And this dialogue that reads like an inner monologue in some places... like the two characters are but one... with their insecurities over reality vs. illusion... their insecurities over not knowing who they really are or where they are or what they're doing there... But hope springs eternal, right? And that's why I just loved that last line. I like when you experiment like this, Sarah. Experimenting with wacky principles makes for the best writing... that, I know is a reality! ;-)

Nevine

Sarah Hina said...

Nevine, it's funny, because I just saw the Coen brothers' film, "A Serious Man," in which they play around with these concepts too...and to much better effect.

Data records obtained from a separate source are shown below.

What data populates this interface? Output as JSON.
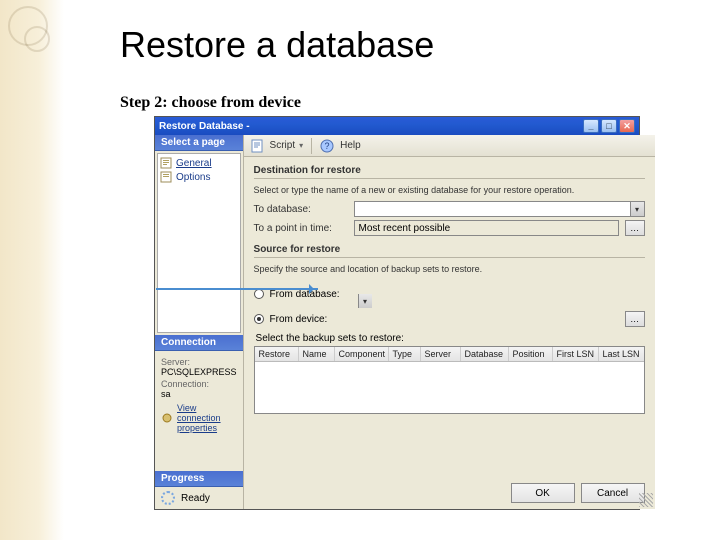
{
  "slide": {
    "title": "Restore a database",
    "step": "Step 2: choose from device"
  },
  "dialog": {
    "title": "Restore Database -",
    "winbtns": {
      "min": "_",
      "max": "□",
      "close": "✕"
    }
  },
  "left": {
    "select_page_header": "Select a page",
    "pages": [
      {
        "label": "General"
      },
      {
        "label": "Options"
      }
    ],
    "connection_header": "Connection",
    "server_label": "Server:",
    "server_value": "PC\\SQLEXPRESS",
    "connection_label": "Connection:",
    "connection_value": "sa",
    "view_props": "View connection properties",
    "progress_header": "Progress",
    "progress_state": "Ready"
  },
  "toolbar": {
    "script": "Script",
    "help": "Help"
  },
  "main": {
    "dest_section": "Destination for restore",
    "dest_desc": "Select or type the name of a new or existing database for your restore operation.",
    "to_db_label": "To database:",
    "to_db_value": "",
    "to_point_label": "To a point in time:",
    "to_point_value": "Most recent possible",
    "source_section": "Source for restore",
    "source_desc": "Specify the source and location of backup sets to restore.",
    "from_db_label": "From database:",
    "from_db_value": "",
    "from_device_label": "From device:",
    "from_device_value": "",
    "from_device_selected": true,
    "grid_label": "Select the backup sets to restore:",
    "grid_cols": [
      "Restore",
      "Name",
      "Component",
      "Type",
      "Server",
      "Database",
      "Position",
      "First LSN",
      "Last LSN"
    ],
    "ok": "OK",
    "cancel": "Cancel",
    "ellipsis": "…"
  }
}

There is often a sharp break between the "reality" we hold in our minds and the observable one outside of ourselves. We dance back and forth across that line--altering it with the ripples we make--and I'm not sure whether the mind is ultimately a refuge or prison, or both. But yes, it will squeeze some drop of hope out of every uncertainty and unknown. That is a certainty. :)

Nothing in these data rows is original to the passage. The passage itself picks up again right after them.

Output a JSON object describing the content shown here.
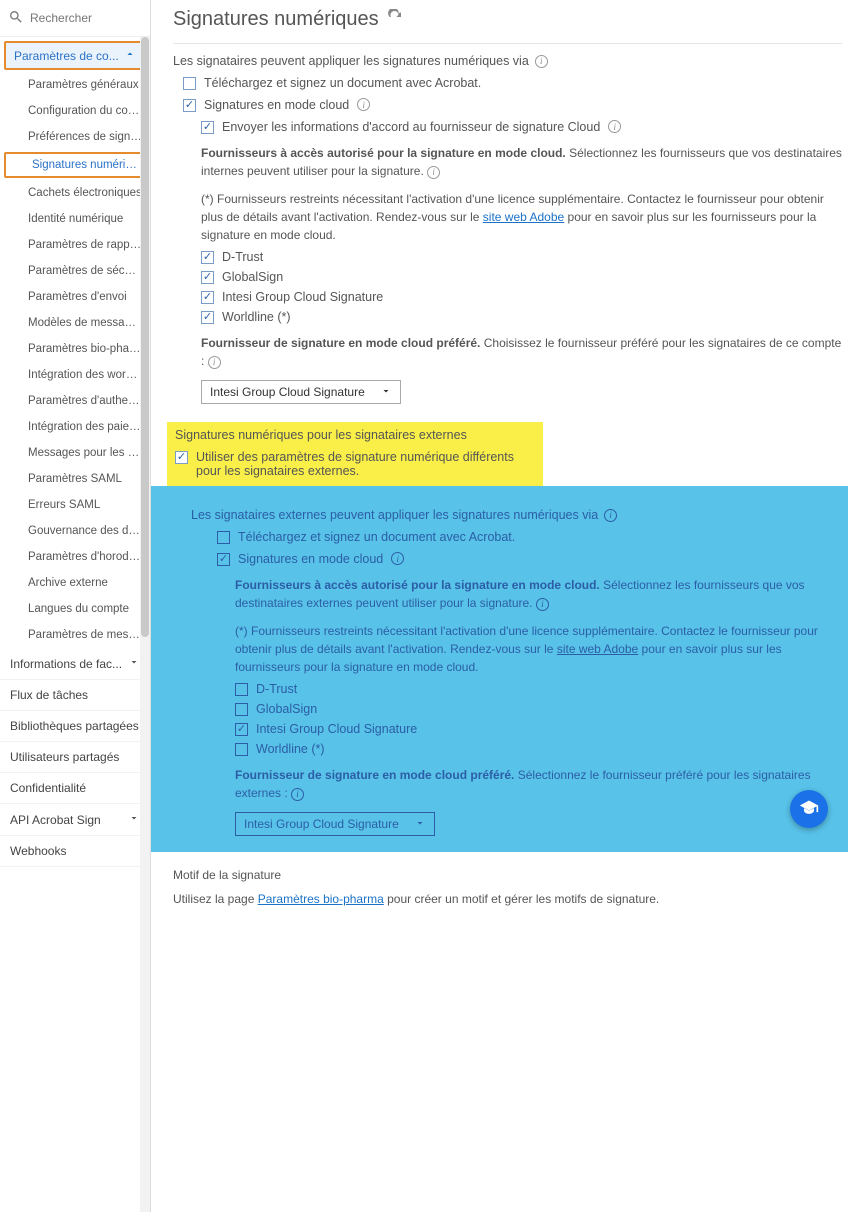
{
  "search": {
    "placeholder": "Rechercher"
  },
  "sidebar": {
    "top": {
      "label": "Paramètres de co..."
    },
    "items": [
      "Paramètres généraux",
      "Configuration du compte",
      "Préférences de signature",
      "Signatures numériques",
      "Cachets électroniques",
      "Identité numérique",
      "Paramètres de rapport",
      "Paramètres de sécurité",
      "Paramètres d'envoi",
      "Modèles de messages",
      "Paramètres bio-pharma",
      "Intégration des workflo...",
      "Paramètres d'authentifi...",
      "Intégration des paieme...",
      "Messages pour les sign...",
      "Paramètres SAML",
      "Erreurs SAML",
      "Gouvernance des donn...",
      "Paramètres d'horodatage",
      "Archive externe",
      "Langues du compte",
      "Paramètres de message..."
    ],
    "bottom": [
      {
        "label": "Informations de fac...",
        "hasChevron": true
      },
      {
        "label": "Flux de tâches",
        "hasChevron": false
      },
      {
        "label": "Bibliothèques partagées",
        "hasChevron": false
      },
      {
        "label": "Utilisateurs partagés",
        "hasChevron": false
      },
      {
        "label": "Confidentialité",
        "hasChevron": false
      },
      {
        "label": "API Acrobat Sign",
        "hasChevron": true
      },
      {
        "label": "Webhooks",
        "hasChevron": false
      }
    ]
  },
  "page": {
    "title": "Signatures numériques",
    "intro": "Les signataires peuvent appliquer les signatures numériques via",
    "opt_download": "Téléchargez et signez un document avec Acrobat.",
    "opt_cloud": "Signatures en mode cloud",
    "opt_send_info": "Envoyer les informations d'accord au fournisseur de signature Cloud",
    "providers_heading_bold": "Fournisseurs à accès autorisé pour la signature en mode cloud.",
    "providers_heading_tail": " Sélectionnez les fournisseurs que vos destinataires internes peuvent utiliser pour la signature.",
    "providers_note_pre": "(*) Fournisseurs restreints nécessitant l'activation d'une licence supplémentaire. Contactez le fournisseur pour obtenir plus de détails avant l'activation. Rendez-vous sur le ",
    "providers_note_link": "site web Adobe",
    "providers_note_post": " pour en savoir plus sur les fournisseurs pour la signature en mode cloud.",
    "providers": [
      "D-Trust",
      "GlobalSign",
      "Intesi Group Cloud Signature",
      "Worldline (*)"
    ],
    "preferred_label_bold": "Fournisseur de signature en mode cloud préféré.",
    "preferred_label_tail": " Choisissez le fournisseur préféré pour les signataires de ce compte :",
    "preferred_value": "Intesi Group Cloud Signature"
  },
  "yellow": {
    "title": "Signatures numériques pour les signataires externes",
    "checkbox": "Utiliser des paramètres de signature numérique différents pour les signataires externes."
  },
  "blue": {
    "intro": "Les signataires externes peuvent appliquer les signatures numériques via",
    "opt_download": "Téléchargez et signez un document avec Acrobat.",
    "opt_cloud": "Signatures en mode cloud",
    "providers_heading_bold": "Fournisseurs à accès autorisé pour la signature en mode cloud.",
    "providers_heading_tail": " Sélectionnez les fournisseurs que vos destinataires externes peuvent utiliser pour la signature.",
    "providers_note_pre": "(*) Fournisseurs restreints nécessitant l'activation d'une licence supplémentaire. Contactez le fournisseur pour obtenir plus de détails avant l'activation. Rendez-vous sur le ",
    "providers_note_link": "site web Adobe",
    "providers_note_post": " pour en savoir plus sur les fournisseurs pour la signature en mode cloud.",
    "providers": [
      "D-Trust",
      "GlobalSign",
      "Intesi Group Cloud Signature",
      "Worldline (*)"
    ],
    "preferred_label_bold": "Fournisseur de signature en mode cloud préféré.",
    "preferred_label_tail": " Sélectionnez le fournisseur préféré pour les signataires externes :",
    "preferred_value": "Intesi Group Cloud Signature"
  },
  "motif": {
    "title": "Motif de la signature",
    "pre": "Utilisez la page ",
    "link": "Paramètres bio-pharma",
    "post": " pour créer un motif et gérer les motifs de signature."
  }
}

Thank you for the kind and insightful comments here, Nevine. They are always appreciated!

Coyopa said...

Hi Sarah - lovely writing.

I studied Theoretical Physics for a few years until it burned out in me and I moved onto the Vedas.

(Whispers) I say: do what you like with quantum physics... The more we regard physical laws as poetry rather than prose, the more chance we have of dancing...

Did you ever read Amanda & The Eleven Million Mile High Dancer? That was in this kind of territory, if I remember rightly. And when I was interested in Quantum Physics, one of my favourite introductions was In Search of Schrodinger's Cat by John Gribbin.

Lovely. Keep on playing & dancing in the possibility-waves...

Sarah Hina said...

Coyopa, I haven't read either one, but I may add them to my growing stack. Thank you for the suggestions! And for swinging by here. It's truly appreciated.

I like what you said. There is poetry in the unknown. For me, poetry's often about naming the nameless, and tapping into the purest state or feeling. Those waves have a way of pulling me in, whether I like it or not. I'm glad I'm not alone in that.

Thanks again. :)